[Component data from apps and pages]
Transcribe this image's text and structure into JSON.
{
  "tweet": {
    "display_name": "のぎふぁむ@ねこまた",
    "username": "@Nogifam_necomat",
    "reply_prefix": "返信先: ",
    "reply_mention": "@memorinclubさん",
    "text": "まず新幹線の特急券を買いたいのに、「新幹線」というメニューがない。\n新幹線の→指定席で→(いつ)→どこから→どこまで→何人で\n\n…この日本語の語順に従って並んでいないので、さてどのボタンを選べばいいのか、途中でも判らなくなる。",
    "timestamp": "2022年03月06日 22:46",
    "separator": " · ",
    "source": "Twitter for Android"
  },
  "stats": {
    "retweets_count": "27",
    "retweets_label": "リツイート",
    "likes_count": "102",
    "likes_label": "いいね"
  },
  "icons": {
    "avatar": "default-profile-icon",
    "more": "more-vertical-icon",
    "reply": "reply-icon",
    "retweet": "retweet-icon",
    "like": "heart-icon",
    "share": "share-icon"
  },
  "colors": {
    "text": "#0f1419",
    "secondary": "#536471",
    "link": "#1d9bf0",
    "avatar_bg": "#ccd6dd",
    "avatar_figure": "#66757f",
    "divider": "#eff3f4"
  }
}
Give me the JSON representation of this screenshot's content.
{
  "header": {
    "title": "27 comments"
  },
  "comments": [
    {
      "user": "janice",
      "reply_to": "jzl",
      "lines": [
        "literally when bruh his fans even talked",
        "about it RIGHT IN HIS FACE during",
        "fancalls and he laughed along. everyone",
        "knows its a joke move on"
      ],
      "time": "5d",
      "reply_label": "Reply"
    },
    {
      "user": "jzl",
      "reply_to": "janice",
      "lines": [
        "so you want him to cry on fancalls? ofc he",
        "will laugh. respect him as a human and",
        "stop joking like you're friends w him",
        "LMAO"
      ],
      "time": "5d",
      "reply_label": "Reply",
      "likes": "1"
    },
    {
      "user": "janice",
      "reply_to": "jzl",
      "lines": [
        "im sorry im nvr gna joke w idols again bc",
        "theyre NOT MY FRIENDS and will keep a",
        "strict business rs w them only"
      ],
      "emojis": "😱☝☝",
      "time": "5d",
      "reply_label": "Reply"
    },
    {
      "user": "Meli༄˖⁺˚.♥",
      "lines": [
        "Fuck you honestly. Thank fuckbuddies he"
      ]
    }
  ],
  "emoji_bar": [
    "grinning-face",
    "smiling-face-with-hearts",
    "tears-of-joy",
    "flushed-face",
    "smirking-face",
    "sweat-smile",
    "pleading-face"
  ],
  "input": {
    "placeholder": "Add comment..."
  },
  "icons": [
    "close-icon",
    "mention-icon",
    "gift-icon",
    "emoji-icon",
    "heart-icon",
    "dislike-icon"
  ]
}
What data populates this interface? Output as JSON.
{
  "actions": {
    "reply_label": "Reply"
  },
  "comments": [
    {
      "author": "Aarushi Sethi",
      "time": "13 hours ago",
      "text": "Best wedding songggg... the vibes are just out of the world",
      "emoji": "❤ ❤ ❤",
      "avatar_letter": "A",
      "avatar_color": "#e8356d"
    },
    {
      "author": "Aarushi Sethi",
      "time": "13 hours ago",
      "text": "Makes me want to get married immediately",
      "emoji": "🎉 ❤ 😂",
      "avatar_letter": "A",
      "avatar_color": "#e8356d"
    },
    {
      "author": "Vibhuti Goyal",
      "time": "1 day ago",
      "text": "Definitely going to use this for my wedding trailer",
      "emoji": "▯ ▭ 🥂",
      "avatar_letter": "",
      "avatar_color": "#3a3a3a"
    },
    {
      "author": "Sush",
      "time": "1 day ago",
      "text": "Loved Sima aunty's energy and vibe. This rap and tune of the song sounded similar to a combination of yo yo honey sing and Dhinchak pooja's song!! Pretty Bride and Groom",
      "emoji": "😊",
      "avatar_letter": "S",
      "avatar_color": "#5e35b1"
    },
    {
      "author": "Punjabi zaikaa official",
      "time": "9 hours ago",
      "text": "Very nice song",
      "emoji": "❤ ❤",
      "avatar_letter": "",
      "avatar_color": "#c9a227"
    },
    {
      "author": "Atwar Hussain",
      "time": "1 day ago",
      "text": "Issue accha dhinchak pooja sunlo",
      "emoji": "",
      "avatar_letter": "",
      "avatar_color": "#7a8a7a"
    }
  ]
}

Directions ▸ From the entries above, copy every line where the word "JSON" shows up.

Task response ▸
Transcribe this image's text and structure into JSON.
Give me the JSON representation of this screenshot's content.
What data populates this interface? Output as JSON.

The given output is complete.